We all agree that programming robots to kill humans at their own discretion is a bad idea — but this scenario is a lot closer than most of us realize. A new FAQ from Human Rights Watch summarizes how close we are to autonomous killing machines, and how important it is to ban them now.
While fully autonomous weapons technology does not exist yet, developments in that direction make it a pressing issue. The 2012 US Defense Department directive on autonomy mandates keeping humans in the loop for any decision about the use of lethal force for up to 10 years. Other US military documents, however, have indicated a long-term interest in full autonomy.
For example, a 2011 US roadmap specifically for ground systems stated, “There is an ongoing push to increase UGV [unmanned ground vehicle] autonomy, with a current goal of ‘supervised autonomy,’ but with an ultimate goal of full autonomy.” A US Air Force planning document from 2009 said, “[A]dvances in AI will enable systems to make combat decisions and act within legal and policy constraints without necessarily requiring human input.”

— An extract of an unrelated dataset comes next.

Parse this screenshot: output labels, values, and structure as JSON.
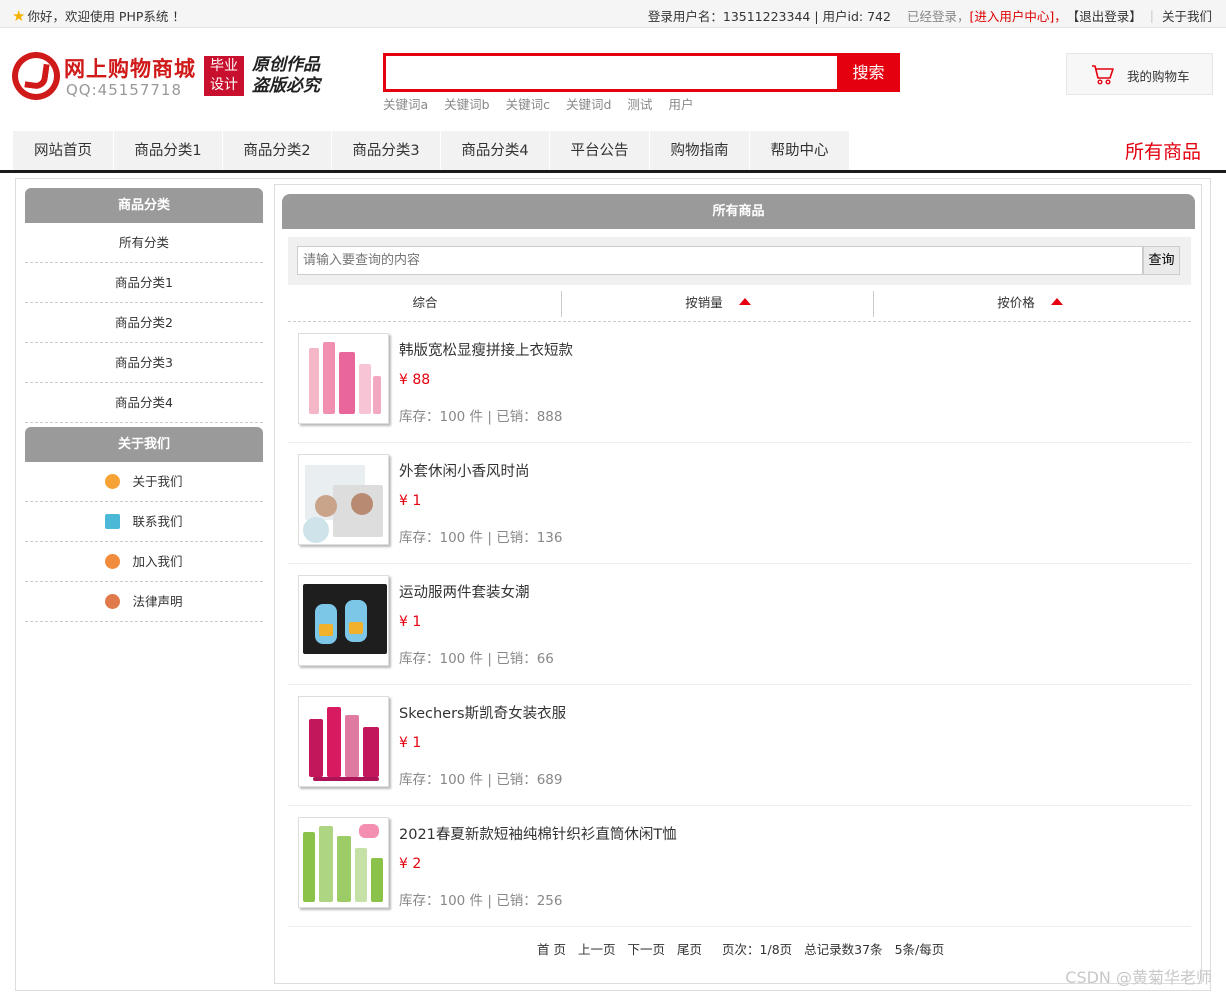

And the HRW document does a great job of breaking down why this would be a problem from a humanitarian standpoint — we want decisions about killing a human being to be made by a human being, and autonomous killing machines might make soldiers safer, but put more civilians at risk — but also from an international law standpoint, and a general legal standpoint. (Whom do you hold accountable when a robot kills a human?) Plus the bottom line is, once one country has robots that can kill on their own, every other country will feel obliged to follow suit, or get left behind. The whole thing is worth reading — it's a pretty quick read. [HRW]